With the remnants of Irma slowly dissipating over Alabama on Tuesday afternoon, chief meteorologist Alan Sealls of WKRG in Mobile turned from one phenomenon to another: his own sudden and unexpected rise to internet celebrity.

The Emmy-award winning meteorologist, a 30-year TV news veteran, was delivering his usual style of educational and calm reporting on Hurricane Irma's track towards the U.S. mainland last week when the internet suddenly took notice. A user on the popular social networking site Reddit uploaded a newscast of Sealls that quickly racked up millions of views and earned him the moniker of "Best Weatherman Ever."

You can see the video that made Sealls famous below.

On Tuesday, after an outpouring of support from people eager to learn more about the internet's newly crowned weather hero, Sealls sat down for a Reddit "Ask Me Anything" to talk forecasting, fame and the weather phenomenon known in Mobile as a "jubilee." Below are just a few of his best responses from the lengthy Q&A session.

Q: What was your reaction to being voted "Best Weatherman Ever" by so many people?

A: Bizarre is my reaction! It's nice though, that people are happy and excited to learn something that makes them smarter and safer. I don't mind the publicity from a professional perspective. Personally, I'm perfectly happy without it.

Q: If I understand correctly are you actually interpreting raw data to make your own forecast?

A: Good question - I make my own forecast from plotted upper air charts, wind profiles, satellite and radar depictions and then computer model forecasts and numerical output. We share it within WKRG but not outside of the station. I'm trained as all government meteorologists are. I make my own forecast because that makes me comfortable with what I'm saying. It is, however, rarely that far different from what the National Weather Service would say for my area.

Q: What is commonly misunderstood by the general public about meteorology that you want to correct?

A: People expect precision in a forecast that just does not exist, while they look at pixels on smartphones. We know a lot about weather but not everything. Rain chances are also misinterpreted but they are also used differently around the country and world. A low rain chance does not mean that it won't rain, and a high rain chance doesn't guarantee that you'll get a lot of rain. I use rain coverage rather than chance since my region gets rain on almost every summer day.

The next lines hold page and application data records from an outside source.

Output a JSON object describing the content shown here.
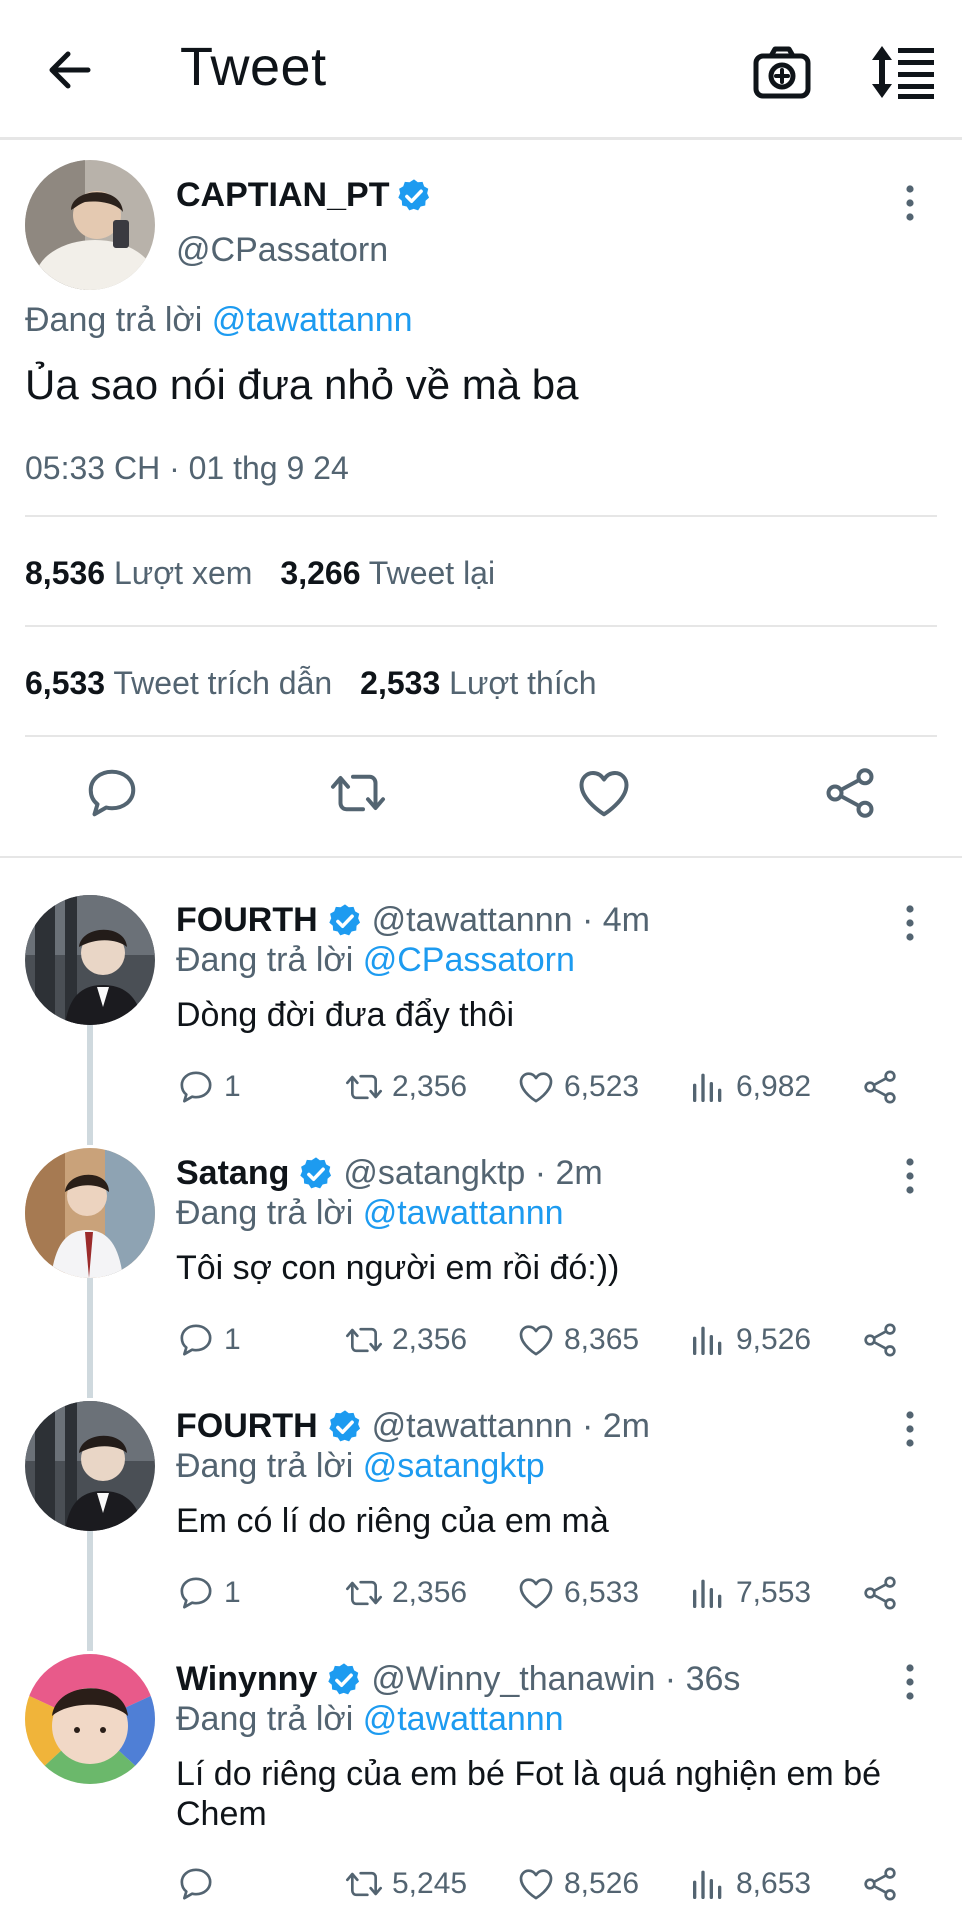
{
  "header": {
    "title": "Tweet"
  },
  "colors": {
    "accent": "#1d9bf0",
    "muted": "#536471",
    "text": "#0f1419",
    "divider": "#e6e6e6"
  },
  "main_tweet": {
    "name": "CAPTIAN_PT",
    "handle": "@CPassatorn",
    "reply_prefix": "Đang trả lời",
    "reply_mention": "@tawattannn",
    "text": "Ủa sao nói đưa nhỏ về mà ba",
    "timestamp": "05:33 CH · 01 thg 9 24",
    "stats": {
      "views": "8,536",
      "views_label": "Lượt xem",
      "retweets": "3,266",
      "retweets_label": "Tweet lại",
      "quotes": "6,533",
      "quotes_label": "Tweet trích dẫn",
      "likes": "2,533",
      "likes_label": "Lượt thích"
    }
  },
  "replies": [
    {
      "name": "FOURTH",
      "verified": true,
      "handle": "@tawattannn · 4m",
      "reply_prefix": "Đang trả lời",
      "reply_mention": "@CPassatorn",
      "text": "Dòng đời đưa đẩy thôi",
      "comments": "1",
      "retweets": "2,356",
      "likes": "6,523",
      "views": "6,982"
    },
    {
      "name": "Satang",
      "verified": true,
      "handle": "@satangktp · 2m",
      "reply_prefix": "Đang trả lời",
      "reply_mention": "@tawattannn",
      "text": "Tôi sợ con người em rồi đó:))",
      "comments": "1",
      "retweets": "2,356",
      "likes": "8,365",
      "views": "9,526"
    },
    {
      "name": "FOURTH",
      "verified": true,
      "handle": "@tawattannn · 2m",
      "reply_prefix": "Đang trả lời",
      "reply_mention": "@satangktp",
      "text": "Em có lí do riêng của em mà",
      "comments": "1",
      "retweets": "2,356",
      "likes": "6,533",
      "views": "7,553"
    },
    {
      "name": "Winynny",
      "verified": true,
      "handle": "@Winny_thanawin · 36s",
      "reply_prefix": "Đang trả lời",
      "reply_mention": "@tawattannn",
      "text": "Lí do riêng của em bé Fot là quá nghiện em bé Chem",
      "comments": "",
      "retweets": "5,245",
      "likes": "8,526",
      "views": "8,653"
    }
  ]
}
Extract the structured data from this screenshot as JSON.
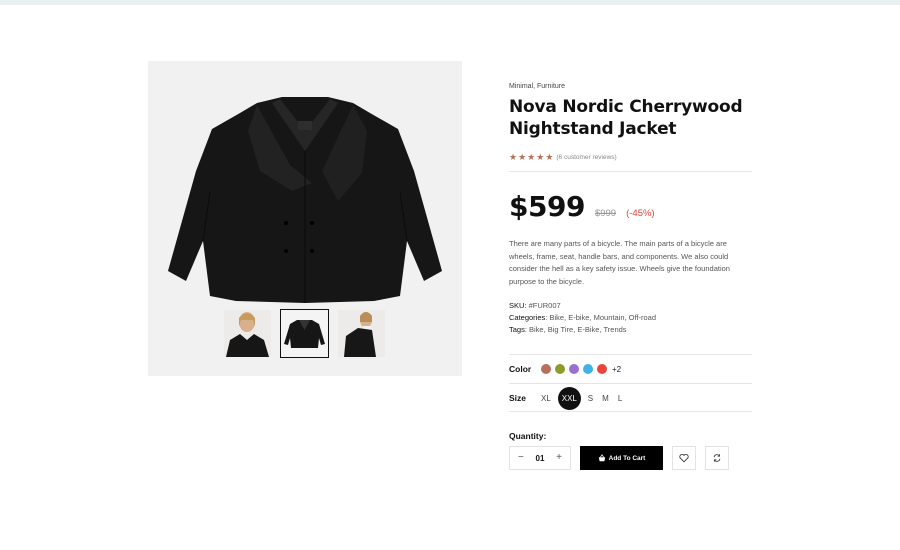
{
  "product": {
    "categories": "Minimal, Furniture",
    "title_line1": "Nova Nordic Cherrywood",
    "title_line2": "Nightstand Jacket",
    "rating": 5,
    "reviews": "(6 customer reviews)",
    "price": "$599",
    "old_price": "$999",
    "discount": "(-45%)",
    "description": "There are many parts of a bicycle. The main parts of a bicycle are wheels, frame, seat, handle bars, and components. We also could consider the hell as a key safety issue. Wheels give the foundation purpose to the bicycle.",
    "sku_label": "SKU:",
    "sku": " #FUR007",
    "categories_label": "Categories",
    "categories_value": ": Bike, E-bike, Mountain, Off-road",
    "tags_label": "Tags",
    "tags_value": ": Bike, Big Tire, E-Bike, Trends"
  },
  "color": {
    "label": "Color",
    "swatches": [
      "#b9705a",
      "#8d9b2a",
      "#9b6fd0",
      "#3fb3e6",
      "#e8453c"
    ],
    "more": "+2"
  },
  "size": {
    "label": "Size",
    "options": [
      "XL",
      "XXL",
      "S",
      "M",
      "L"
    ],
    "selected": "XXL"
  },
  "quantity": {
    "label": "Quantity:",
    "value": "01",
    "minus": "−",
    "plus": "+"
  },
  "buttons": {
    "add_to_cart": "Add To Cart"
  },
  "icons": {
    "cart": "basket-icon",
    "wishlist": "heart-icon",
    "compare": "refresh-icon",
    "star": "star-icon"
  }
}
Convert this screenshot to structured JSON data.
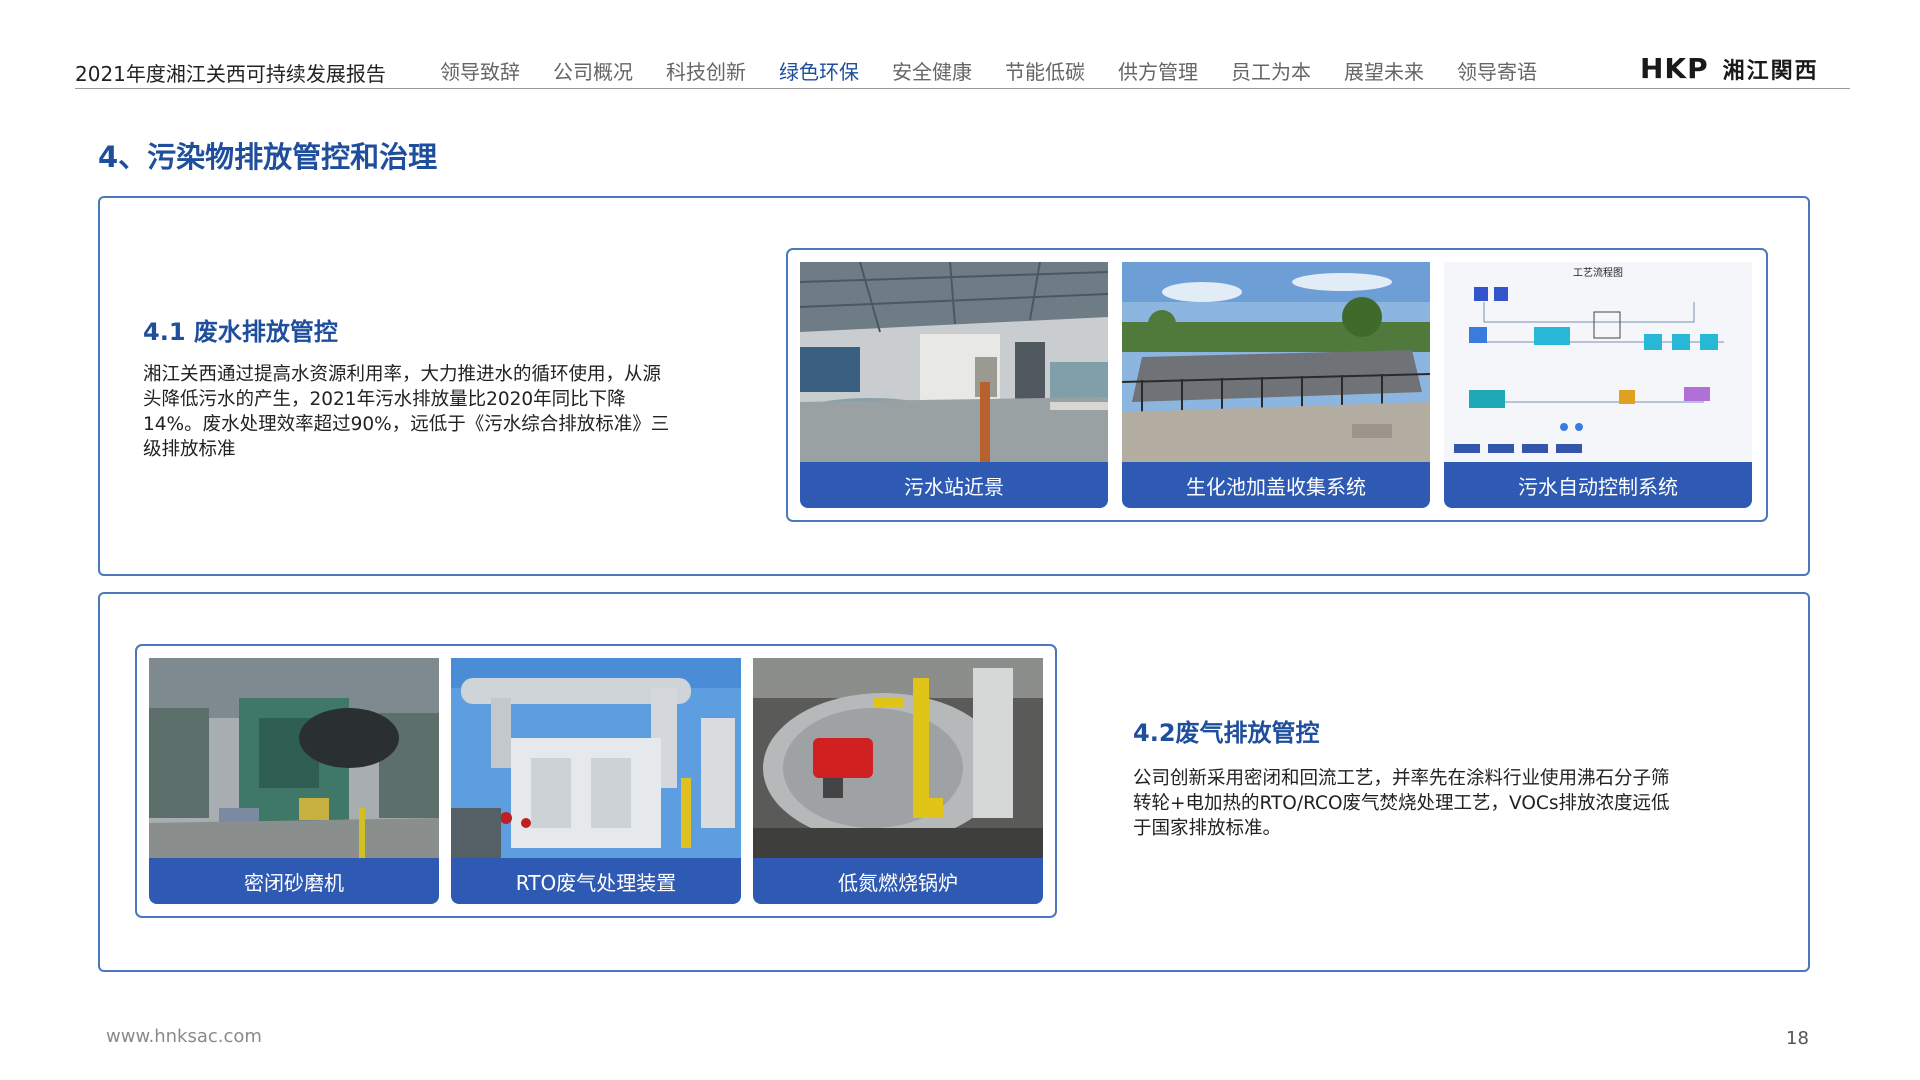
{
  "header": {
    "report_title": "2021年度湘江关西可持续发展报告",
    "nav": [
      "领导致辞",
      "公司概况",
      "科技创新",
      "绿色环保",
      "安全健康",
      "节能低碳",
      "供方管理",
      "员工为本",
      "展望未来",
      "领导寄语"
    ],
    "active_nav": "绿色环保",
    "logo_mark": "HKP",
    "logo_text": "湘江関西"
  },
  "section": {
    "title": "4、污染物排放管控和治理"
  },
  "wastewater": {
    "title": "4.1 废水排放管控",
    "body": "湘江关西通过提高水资源利用率，大力推进水的循环使用，从源头降低污水的产生，2021年污水排放量比2020年同比下降14%。废水处理效率超过90%，远低于《污水综合排放标准》三级排放标准",
    "photos": [
      {
        "caption": "污水站近景"
      },
      {
        "caption": "生化池加盖收集系统"
      },
      {
        "caption": "污水自动控制系统",
        "diagram_title": "工艺流程图"
      }
    ]
  },
  "exhaust": {
    "title": "4.2废气排放管控",
    "body": "公司创新采用密闭和回流工艺，并率先在涂料行业使用沸石分子筛转轮+电加热的RTO/RCO废气焚烧处理工艺，VOCs排放浓度远低于国家排放标准。",
    "photos": [
      {
        "caption": "密闭砂磨机"
      },
      {
        "caption": "RTO废气处理装置"
      },
      {
        "caption": "低氮燃烧锅炉"
      }
    ]
  },
  "footer": {
    "url": "www.hnksac.com",
    "page": "18"
  },
  "colors": {
    "accent": "#1f4f9c",
    "border": "#4a78bd",
    "caption_bg": "#2e5ab4"
  }
}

Sealls, a part-time professor at the University of South Alabama, spent nearly two hours answering questions from thousands of fans on Reddit. Sealls, a part-time professor at the University of South Alabama, spent nearly two hours answering questions from thousands of fans on Reddit. (Photo: WKRG)

Q: What is a weather event/phenomena that you want to witness someday?

A: I'd love to see a tornado (in the open plains where no one is at risk). I've seen funnels and waterspouts but never a tornado... in part because I go to work when there's a threat of one.

Q: How does it feel getting this amount of recognition over something you've been doing for so long? What is the best piece of advice you can offer to aspiring meteorologists or educators?

A: The attention is nice from the standpoint that my mission has always been to educate (and entertain some). I do this as a part time college professor too. My best advice is put yourself in the seat of your audience. Throwing facts at them is not teaching. Make it interactive and fun with energy and enthusiasm and real-life examples. Interactive on TV is answering the questions people want to know, not what you want them to know!

Q: In what ways did the new GOES-16 satellite help make predictions about any of the tropical systems we've had this year?

A: I know that it is feeding much more data into the models but I don't know to what degree. I'm hoping that the "relatively" good track forecast for Irma is a result of that and a sign of long-term improvement. The winds of Irma were much harder to forecast. That's true of all hurricanes. As much as new technology helps. There are still areas we need more knowledge and data in.

Sealls with the trophy presented to him by his co-workers at WKRG after his Irma forecasts went viral online. Sealls with the trophy presented to him by his co-workers at WKRG after his Irma forecasts went viral online. (Photo: WKRG)

Q: Can you talk about why most news outlets don't discuss the potential effect of climate change on these storms?

A: My best answer is that most of us focus on the immediate issue, more than whether it is part of a trend. I'm not saying that's right or wrong. I can say that no one storm can be attributed to climate change. Climate is a long term picture. Storms are controlled by the weather of the day.

Q: Has anyone actually figured out what is going on during a jubilee?

A: A jubilee is what we (in the Mobile Bay area) call a phenomenon where in a quiet weather pattern controlled by high pressure, a very light wind over a shallow bay or lake pushes the top layer of water away from the shore. That carries oxygen away from the shore leaving the fish and sea life weak, and disoriented, left to suffocate. People then go out in the water and gather up as much as they can!

And finally, fingers crossed everyone...

Q: Would you consider combining meteorology with education and becoming a weather science communicator and science advocate a la Bill Nye or Neil DeGrasse Tyson?

A: Not a goal but you never know...

To read the rest of the Reddit AMA with Sealls, jump here.

Michael d'Estries ( @michaeldestries ) covers science, technology, art, and the beautiful, unusual corners of our incredible world.